World Poetry Day: 21 March 2021

What I say is: “Yay for this day”, becauseSunday 21 March is World Poetry Day!

This special day was adopted by UNESCO (United Nations Educational, Scientific and Cultural Organization) in 1999 to encourage and keep alive poetry and verse in its many forms and languages throughout the world. Poetry has been around since ancient times, with this form of expression being part of a rich oral history in many cultures. Today poetry can be as diverse and vibrant as the cultures that write, read and speak it, and even the simplest verse can be a catalyst for change in a community.  Just think how powerful the recital of “The Hill We Climb” by Amanda Gorman at President Joe Biden’s inauguration in January 2021 was, and you’ll get some sense of the power of poetry. Speaking before the inauguration, Amanda said: “Poetry is a weapon, it is an instrument of social change. Poetry is one of the most political arts out there.”

At Wellington City Libraries, 2021 has seen an exciting focus on children and youth poetry with our inaugural edition of Tūhono: A journal of poetry by children and teens / 2020 now out on the shelves and e-library for you to borrow. All the poems in this volume were written by Wellington kids and teens, with the poetry reflecting on ‘connection’ and what that means for them in these turbulent times. Some are inward looking, some look to the universe and the future. Some are sad, some are happy. Some are short and some are long, but all are about connection:

Book Jacket for: Tūhono. a journal of poetry by children and teens / 2020 :For connection you must first love
and create relationships.

Feel empathy, care
and show compassion to others.

Make a link,
Make a bond,
Make a friend.

You can’t make connections without people.

So love,
And share your love.

(By William, aged 8)

Verse is here for you
Just check our website for more
You will be amazed…

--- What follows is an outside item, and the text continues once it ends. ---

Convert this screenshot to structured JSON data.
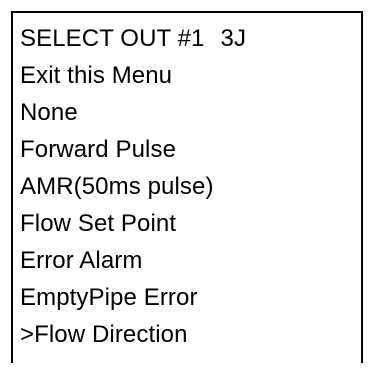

What is poetry? : the essential guide to reading & writing poems / Rosen, Michael
“A detailed and very personal guide to reading and writing poetry by one of the country’s leading children’s poets. Over many years as a working poet, Michael Rosen has thought a great deal about what poems are, what they can do and the pleasure that comes from writing and reading poetry. In this invaluable handbook, he shares this knowledge and experience in book form for the very first time. Starting with a detailed analysis of a number of classic poems, he offers a real “writer’s guide” to writing and performing poems, as well as a wealth of technical information and tips.” (Catalogue)

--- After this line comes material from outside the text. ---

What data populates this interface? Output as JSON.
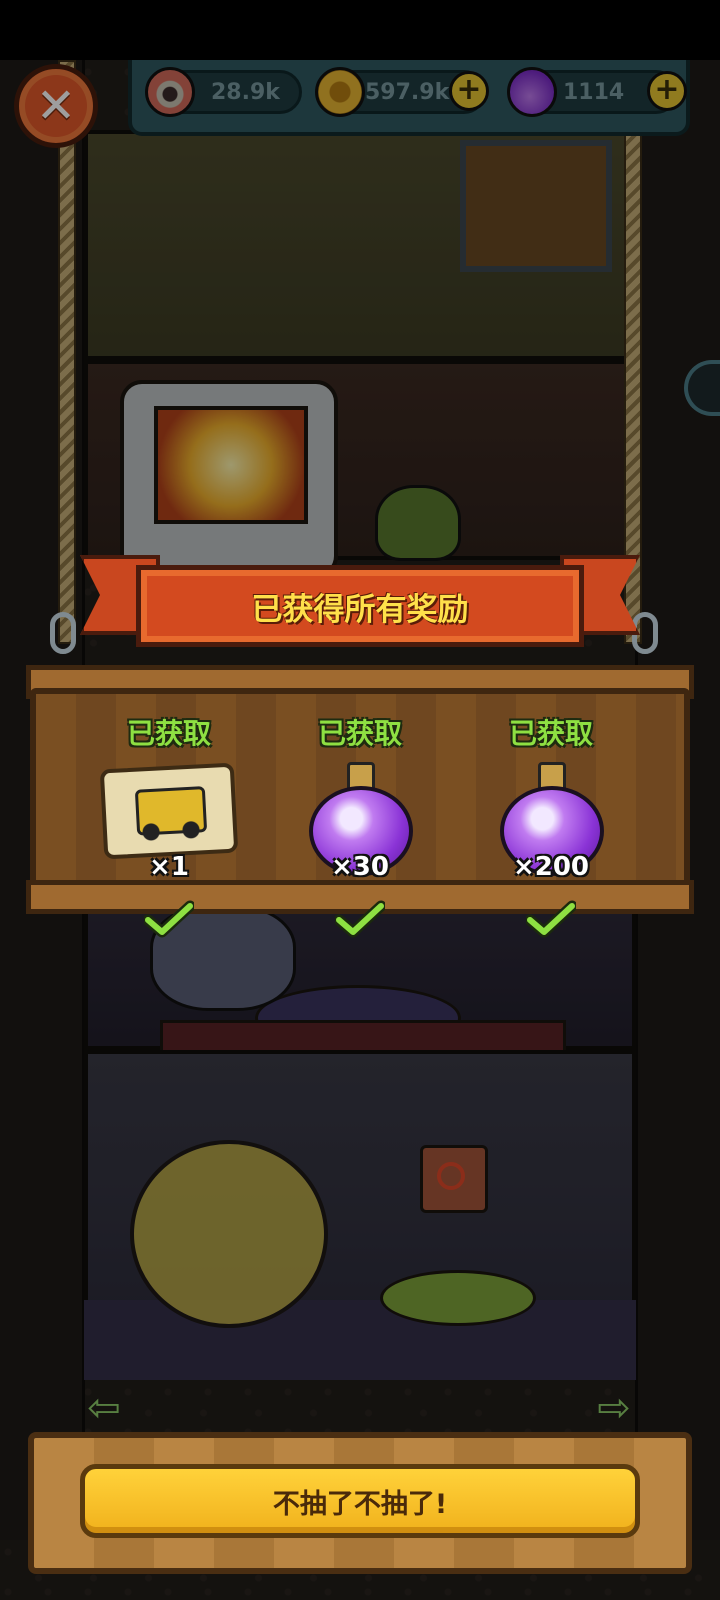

Feel a little : little poems about big feelings / Palmer, Jenny
“Feel A Little is a colourful, character-filled book about big feelings for little ones. Youth emotional and mental health are huge issues in our communities, with children maturing earlier and facing an isolating modern world with modern challenges. As a community we need to start focussing on understanding and encouraging communication around feelings from an early age – equipping children with the tools they need to best face the ups and downs (and in-betweens) of life. Parents, caregivers and educators need a variety of ways to encourage these conversations and the safe space of engaged reading together is a proven, effective beginning. Feel A Little creates poetic and imaginative word prompts and a visual language for emotions, providing a starting point for discussions that you can come back to again and again.” (Catalogue)

Tiger, tiger, burning bright!
“A breathtaking, illustrated anthology featuring an animal poem for every day of the year by award-winning artist, Britta Teckentrup.” (Adapted from Catalogue)

With my hands : poems about making things / VanDerwater, Amy Ludwig
“Brief, lively poems illustrated by a New York Times-bestselling duo invite young makers and artists to tap into creativity and enjoy the hands-on energy that comes from making things.” (Adapted from Catalogue)

Poems aloud / Coelho, Joseph
“A wittily illustrated anthology of poems, written to be read aloud. 20 poems arm children with techniques for lifting poetry off the page and performing with confidence. Poems are made to read OUT LOUD! There are tongue twisters, poems to project, poems to whisper, poems to make you laugh. There are poems to perform to a whole class and others to whisper in somebody’s ear.” (Catalogue)

100 best poems for children
“A collection of the very best poems for children, edited by Roger McGough.” (Adapted from Catalogue)